Interleukin-2, interferon-alpha and interleukin-2 plus interferon-alpha in renal cell carcinoma. A randomized phase II trial.
Tumori 1998 Sep-Oct;84(5):534-9.
Immunotherapy for advanced renal cell cancer.
Cochrane Database Syst Rev. 2000;(3):CD001425.
Recombinant interferon alfa-2a with or without vinblastine in metastatic renal cell carcinoma: results of a European multi- center phase III study.
Ann Oncol. 1992Apr;3(4):301-5.
Interferon-alpha and survival in metastatic renal carcinoma: early results of a randomised controlled trial
Lancet 1999 Jan 2;353(9146):14-7.
Interferon-alpha 2a in advanced renal cell carcinoma: treatment results and survival in 159 patients with long-term follow-up.
J Clin Oncol. 1993;11:1368-75.
Role of Interferon in Metastatic Renal Cell Carcinoma
Chapter 20 in Renal Cell Carcinoma Molecular Biology, Immunology and Clinical Management, R. Bukowski, A. Novick eds. 2000, Humana Press IBSN 0-89603-781-9.
Vinblastine fails to improve response of renal cancer to interferon alfa-n1: high response rate in patients with pulmonary metastases.
J Clin Oncol. 1991May;9(5):832-6.
Prospective randomized trial of interferon alfa-2a plus vinblastine versus vinblastine alone in patients with advanced renal cell cancer.
J Clin Oncol. 1999 Sep;17(9):2859-67.

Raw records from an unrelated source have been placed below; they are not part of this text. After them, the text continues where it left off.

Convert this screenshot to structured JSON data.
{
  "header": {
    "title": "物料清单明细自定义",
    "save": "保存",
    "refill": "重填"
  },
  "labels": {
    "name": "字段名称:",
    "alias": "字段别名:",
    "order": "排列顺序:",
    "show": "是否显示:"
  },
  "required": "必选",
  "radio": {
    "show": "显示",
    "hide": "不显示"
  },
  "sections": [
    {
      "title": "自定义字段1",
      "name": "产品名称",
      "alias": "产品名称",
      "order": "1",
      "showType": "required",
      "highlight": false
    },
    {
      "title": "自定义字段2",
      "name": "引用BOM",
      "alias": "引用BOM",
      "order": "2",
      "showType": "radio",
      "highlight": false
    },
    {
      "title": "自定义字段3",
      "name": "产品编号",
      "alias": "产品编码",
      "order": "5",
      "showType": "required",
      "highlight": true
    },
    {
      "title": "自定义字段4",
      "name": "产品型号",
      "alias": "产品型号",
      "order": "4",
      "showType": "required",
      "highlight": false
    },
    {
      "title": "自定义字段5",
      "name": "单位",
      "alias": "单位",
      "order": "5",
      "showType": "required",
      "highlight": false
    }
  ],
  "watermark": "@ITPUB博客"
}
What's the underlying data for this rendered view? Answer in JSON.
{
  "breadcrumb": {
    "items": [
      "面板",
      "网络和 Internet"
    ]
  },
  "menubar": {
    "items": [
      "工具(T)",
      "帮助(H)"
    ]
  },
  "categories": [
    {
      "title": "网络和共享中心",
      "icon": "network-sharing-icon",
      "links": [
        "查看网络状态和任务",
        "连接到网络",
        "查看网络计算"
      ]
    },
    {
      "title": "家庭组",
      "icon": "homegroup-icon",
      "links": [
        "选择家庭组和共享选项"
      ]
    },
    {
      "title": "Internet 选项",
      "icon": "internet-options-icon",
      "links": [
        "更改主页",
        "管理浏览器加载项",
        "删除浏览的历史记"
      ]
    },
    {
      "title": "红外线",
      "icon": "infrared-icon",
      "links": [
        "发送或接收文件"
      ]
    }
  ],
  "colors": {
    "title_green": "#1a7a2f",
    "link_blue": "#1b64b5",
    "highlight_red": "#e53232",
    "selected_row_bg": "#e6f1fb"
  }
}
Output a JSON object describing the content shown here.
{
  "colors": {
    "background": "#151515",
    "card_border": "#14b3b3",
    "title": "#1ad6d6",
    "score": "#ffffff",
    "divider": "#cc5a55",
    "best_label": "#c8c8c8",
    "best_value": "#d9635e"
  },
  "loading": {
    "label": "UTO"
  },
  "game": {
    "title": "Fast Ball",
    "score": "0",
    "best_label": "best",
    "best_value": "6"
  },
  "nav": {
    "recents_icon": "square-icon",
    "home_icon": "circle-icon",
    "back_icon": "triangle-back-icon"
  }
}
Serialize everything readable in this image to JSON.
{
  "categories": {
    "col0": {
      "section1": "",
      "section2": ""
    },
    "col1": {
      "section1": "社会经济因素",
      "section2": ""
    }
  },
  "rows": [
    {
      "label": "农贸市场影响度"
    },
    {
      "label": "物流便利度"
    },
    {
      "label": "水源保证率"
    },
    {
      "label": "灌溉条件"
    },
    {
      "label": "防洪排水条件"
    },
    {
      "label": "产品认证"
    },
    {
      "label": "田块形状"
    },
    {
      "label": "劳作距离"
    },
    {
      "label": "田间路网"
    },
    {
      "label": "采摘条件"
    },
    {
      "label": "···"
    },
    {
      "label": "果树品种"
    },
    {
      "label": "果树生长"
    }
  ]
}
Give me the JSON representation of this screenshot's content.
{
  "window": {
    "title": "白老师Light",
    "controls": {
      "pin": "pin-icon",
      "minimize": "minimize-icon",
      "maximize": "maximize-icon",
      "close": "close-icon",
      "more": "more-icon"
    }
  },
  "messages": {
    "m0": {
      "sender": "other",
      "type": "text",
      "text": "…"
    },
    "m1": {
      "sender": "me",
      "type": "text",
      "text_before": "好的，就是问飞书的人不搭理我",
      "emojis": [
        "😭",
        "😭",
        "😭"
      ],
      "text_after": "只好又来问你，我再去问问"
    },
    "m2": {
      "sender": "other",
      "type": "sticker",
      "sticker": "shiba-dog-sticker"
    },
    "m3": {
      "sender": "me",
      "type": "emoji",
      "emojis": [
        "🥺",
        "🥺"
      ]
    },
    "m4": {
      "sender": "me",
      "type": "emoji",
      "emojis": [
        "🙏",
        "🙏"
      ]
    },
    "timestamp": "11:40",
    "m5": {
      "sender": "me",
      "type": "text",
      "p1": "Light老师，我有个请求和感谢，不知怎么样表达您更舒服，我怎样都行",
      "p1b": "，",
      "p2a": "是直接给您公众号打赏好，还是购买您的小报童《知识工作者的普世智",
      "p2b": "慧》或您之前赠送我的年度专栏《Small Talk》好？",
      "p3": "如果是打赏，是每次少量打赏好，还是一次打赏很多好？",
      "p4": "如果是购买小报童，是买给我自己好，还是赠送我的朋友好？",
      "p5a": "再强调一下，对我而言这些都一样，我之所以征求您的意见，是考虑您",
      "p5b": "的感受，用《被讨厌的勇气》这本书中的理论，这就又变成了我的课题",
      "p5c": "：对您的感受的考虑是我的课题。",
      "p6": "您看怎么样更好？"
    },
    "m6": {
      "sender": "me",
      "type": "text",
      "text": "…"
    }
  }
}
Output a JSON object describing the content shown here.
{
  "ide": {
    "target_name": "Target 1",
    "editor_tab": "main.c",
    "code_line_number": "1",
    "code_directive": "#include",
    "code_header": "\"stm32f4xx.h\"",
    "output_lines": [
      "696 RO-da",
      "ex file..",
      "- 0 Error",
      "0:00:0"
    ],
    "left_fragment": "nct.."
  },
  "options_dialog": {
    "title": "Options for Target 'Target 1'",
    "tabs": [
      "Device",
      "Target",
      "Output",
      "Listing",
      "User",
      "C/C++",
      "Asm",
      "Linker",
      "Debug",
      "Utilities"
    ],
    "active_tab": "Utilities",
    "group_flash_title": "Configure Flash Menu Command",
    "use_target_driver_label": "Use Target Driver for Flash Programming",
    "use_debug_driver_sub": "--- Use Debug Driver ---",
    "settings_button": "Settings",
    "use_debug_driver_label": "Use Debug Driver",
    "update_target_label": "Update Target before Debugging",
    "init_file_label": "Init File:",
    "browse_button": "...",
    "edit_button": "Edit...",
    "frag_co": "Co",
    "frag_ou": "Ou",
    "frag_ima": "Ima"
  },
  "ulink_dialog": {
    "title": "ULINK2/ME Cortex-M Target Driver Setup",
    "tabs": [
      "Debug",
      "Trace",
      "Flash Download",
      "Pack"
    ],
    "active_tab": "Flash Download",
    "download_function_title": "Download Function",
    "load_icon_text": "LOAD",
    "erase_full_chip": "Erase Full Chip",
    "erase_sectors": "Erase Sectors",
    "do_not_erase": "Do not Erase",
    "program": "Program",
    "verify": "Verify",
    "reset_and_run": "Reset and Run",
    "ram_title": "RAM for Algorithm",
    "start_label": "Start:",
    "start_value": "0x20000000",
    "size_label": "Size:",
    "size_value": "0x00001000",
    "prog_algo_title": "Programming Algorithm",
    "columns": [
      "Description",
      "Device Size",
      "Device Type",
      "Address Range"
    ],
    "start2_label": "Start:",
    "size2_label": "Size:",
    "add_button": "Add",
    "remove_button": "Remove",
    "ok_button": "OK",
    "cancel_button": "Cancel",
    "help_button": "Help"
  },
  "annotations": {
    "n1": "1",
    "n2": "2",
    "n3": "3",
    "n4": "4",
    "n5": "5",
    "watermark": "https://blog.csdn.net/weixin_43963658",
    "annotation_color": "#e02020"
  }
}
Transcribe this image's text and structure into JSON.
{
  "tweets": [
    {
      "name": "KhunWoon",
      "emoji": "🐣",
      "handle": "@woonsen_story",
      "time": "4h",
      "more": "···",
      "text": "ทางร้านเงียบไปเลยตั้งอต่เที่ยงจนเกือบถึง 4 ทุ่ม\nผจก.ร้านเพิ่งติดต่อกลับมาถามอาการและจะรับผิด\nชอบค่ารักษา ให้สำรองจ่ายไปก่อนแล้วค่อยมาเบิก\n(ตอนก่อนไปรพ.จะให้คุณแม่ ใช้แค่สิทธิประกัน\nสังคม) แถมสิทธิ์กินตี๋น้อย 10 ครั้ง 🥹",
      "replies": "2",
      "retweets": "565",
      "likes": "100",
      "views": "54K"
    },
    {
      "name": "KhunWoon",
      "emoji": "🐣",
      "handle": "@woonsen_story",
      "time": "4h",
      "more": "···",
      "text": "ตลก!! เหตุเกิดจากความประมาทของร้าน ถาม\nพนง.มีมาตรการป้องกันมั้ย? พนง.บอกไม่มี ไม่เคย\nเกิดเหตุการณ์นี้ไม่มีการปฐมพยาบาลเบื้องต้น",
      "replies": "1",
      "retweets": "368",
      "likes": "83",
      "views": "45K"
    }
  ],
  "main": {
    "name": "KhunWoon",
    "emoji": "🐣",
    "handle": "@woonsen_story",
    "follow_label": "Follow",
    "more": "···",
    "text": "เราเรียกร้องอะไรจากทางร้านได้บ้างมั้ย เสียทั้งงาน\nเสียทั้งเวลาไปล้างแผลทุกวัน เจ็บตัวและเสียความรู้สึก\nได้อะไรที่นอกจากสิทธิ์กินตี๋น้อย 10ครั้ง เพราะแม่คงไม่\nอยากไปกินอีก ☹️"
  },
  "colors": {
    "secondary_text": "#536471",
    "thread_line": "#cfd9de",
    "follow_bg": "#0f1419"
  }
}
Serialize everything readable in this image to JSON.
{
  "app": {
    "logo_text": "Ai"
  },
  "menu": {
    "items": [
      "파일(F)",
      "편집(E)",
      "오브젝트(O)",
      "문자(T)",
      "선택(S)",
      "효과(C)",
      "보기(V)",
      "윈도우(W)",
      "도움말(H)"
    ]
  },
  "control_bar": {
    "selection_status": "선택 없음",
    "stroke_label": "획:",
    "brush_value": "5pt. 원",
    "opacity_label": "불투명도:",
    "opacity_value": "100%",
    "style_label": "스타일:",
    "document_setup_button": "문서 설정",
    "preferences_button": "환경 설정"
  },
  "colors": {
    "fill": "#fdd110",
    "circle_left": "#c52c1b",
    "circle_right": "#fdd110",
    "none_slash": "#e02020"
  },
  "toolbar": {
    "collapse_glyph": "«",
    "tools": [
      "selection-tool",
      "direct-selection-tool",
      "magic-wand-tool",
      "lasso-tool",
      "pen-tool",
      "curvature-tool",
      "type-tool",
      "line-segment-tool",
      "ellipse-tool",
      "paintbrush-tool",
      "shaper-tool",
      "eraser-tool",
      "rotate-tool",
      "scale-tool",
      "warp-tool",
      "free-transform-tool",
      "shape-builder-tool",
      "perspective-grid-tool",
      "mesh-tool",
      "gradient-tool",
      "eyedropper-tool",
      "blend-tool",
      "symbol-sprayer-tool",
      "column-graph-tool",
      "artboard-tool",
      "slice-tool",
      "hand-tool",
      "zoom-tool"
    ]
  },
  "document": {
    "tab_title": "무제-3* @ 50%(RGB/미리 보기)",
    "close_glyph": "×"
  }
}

Recombinant leukocyte interferon alpha-2a and medroxyprogesterone in advanced renal cell carcinoma. A randomized trial.
Acta Oncol. 1990;29(2):155-62.
This CancerGuide Page By Steve Dunn. © Steve Dunn
Page Created: August 31, 2003, Last Updated: February 2, 2004